Solicitor General Donald Verrilli Bombs on Day 2 of Obamacare Supreme Court Hearings
The Obama administration might want to ask for a court-appointed attorney or try to bring Johnny Cochran back from the grave, Solicitor General Donald Verrilli is as overmatched in Supreme Court oral arguments as Tim Tebow was against the Patriots in the NFL this past season.
Verrilli took hard hits from all angles on health care debate day two. Obamacare was compared to burial insurance and broccoli by the Supreme Court. Justices snapped increduously at his answers like a defensive lineman with Tebow's long throwing motion in his sights.
From explaining how a market with participants who don’t know when they will need health care is different from the food market, to how requiring insurance isn't a purchase mandate, it just wasn’t the solicitor general's day. Verrilli never stood a chance.
“Instead of requiring insurance at the point of sale,” says Verrilli, “Ensure that people have insurance in advance of the point of sale because of the unique nature of this market ... virtually everybody in society is in this market.”
“Why do you define the market that broadly?” said Justice Scalia. “Everybody has to buy food sooner or later, so you define the market as food.” Scalia added, “everybody is in the market; therefore, you can make people buy broccoli.”
Verrilli tried to argue that, unlike the health care market, the food market isn’t involuntary and you will not get what you need even if you can’t pay for it.
"I thought what was unique about this that it is not my choice whether I want to buy a product to keep me he althy,” said Justice Ginsburg, “but the cost that I am forcing on other people if I don't buy the product sooner rather than later.”
Verrilli’s head must have been spinning.
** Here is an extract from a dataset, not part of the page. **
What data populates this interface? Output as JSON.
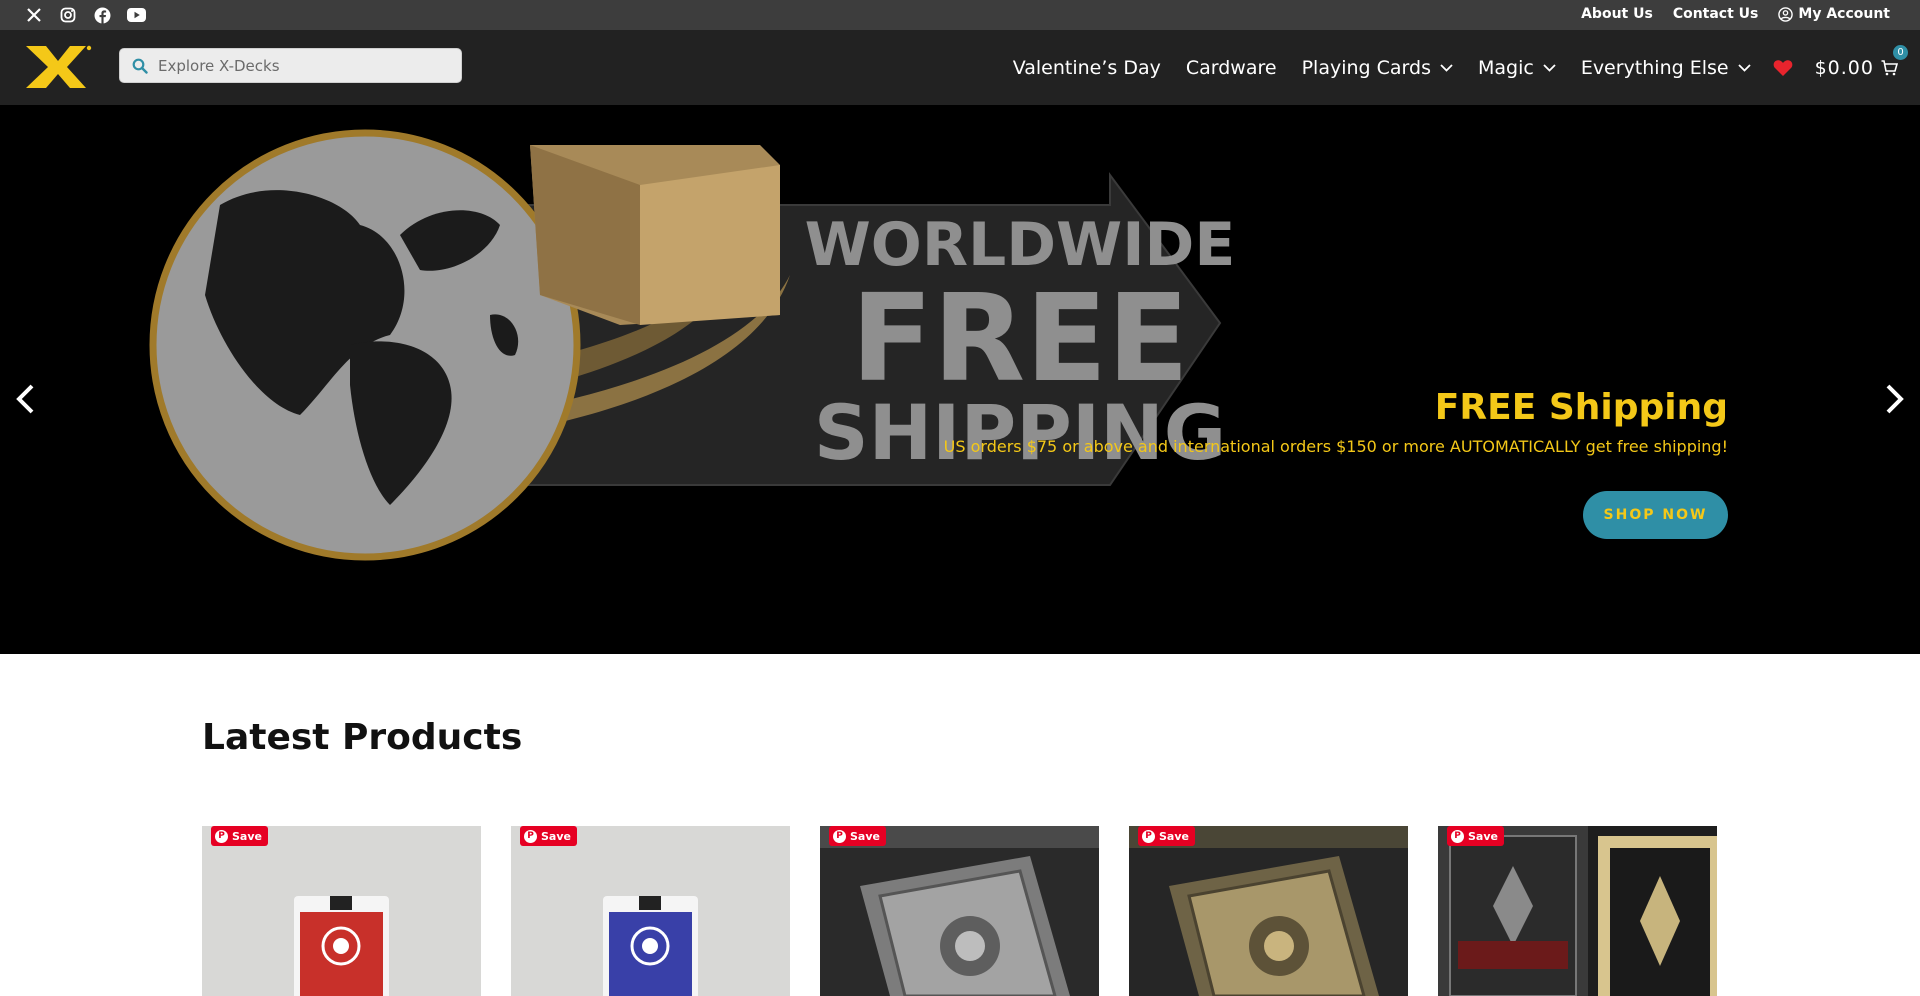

Next came questions about the Commerce Clause.
“(Are there) any limits on the Commerce Clause?” said Justice Kennedy. “Can you identify for us some limits on the Commerce Clause?”
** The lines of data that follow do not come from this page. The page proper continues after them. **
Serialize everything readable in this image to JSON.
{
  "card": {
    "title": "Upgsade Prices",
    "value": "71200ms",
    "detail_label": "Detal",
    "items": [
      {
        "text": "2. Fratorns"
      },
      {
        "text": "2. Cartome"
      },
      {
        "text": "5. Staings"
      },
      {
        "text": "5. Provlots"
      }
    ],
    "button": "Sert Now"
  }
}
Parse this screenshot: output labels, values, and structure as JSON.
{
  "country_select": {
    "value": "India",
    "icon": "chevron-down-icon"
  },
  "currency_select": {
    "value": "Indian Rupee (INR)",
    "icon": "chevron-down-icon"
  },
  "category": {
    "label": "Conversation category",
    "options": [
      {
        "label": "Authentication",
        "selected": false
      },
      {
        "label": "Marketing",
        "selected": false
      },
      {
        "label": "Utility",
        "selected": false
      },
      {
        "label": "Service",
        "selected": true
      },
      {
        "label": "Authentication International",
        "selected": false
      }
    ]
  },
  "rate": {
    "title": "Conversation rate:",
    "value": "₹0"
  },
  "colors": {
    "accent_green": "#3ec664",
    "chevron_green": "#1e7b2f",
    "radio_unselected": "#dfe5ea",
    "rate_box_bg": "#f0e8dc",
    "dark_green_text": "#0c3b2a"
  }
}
Verrilli said that there wouldn’t be “forced purchases of commodities for the purpose of stimulating demand,” but that didn’t satisfy Justice Kennedy, who replied “Why not?”
Verrilli’s answer to this question was a long stutter, followed by arguing that Congress is regulating commerce that everyone is already taking part in; a reply that Chief Justice Roberts argues he didn’t understand.
“You say health insurance is not purchased for its own sake, like a car or broccoli;” said Roberts. “A car or broccoli aren't purchased for their own sake, either. They are purchased for the sake of transportation or in broccoli, covering the need for food. I don't understand that distinction.”
“This is not a purchase mandate,” said Verrilli. “This is a law that regulates the method of paying for a service that the class of people to whom it applies are either consuming or inevitably will consume.”
This is where he lost me. If this is not a purchase mandate, then I join Chief Justice Roberts in my confusion. Since we all will inevitably need health care we are mandated to have insurance for that moment, for which we often have no warning, it is needed.
If this requirement is signed into law and I could possibly need medical care at any time, I am being forced to buy health insurance. The glove does not fit.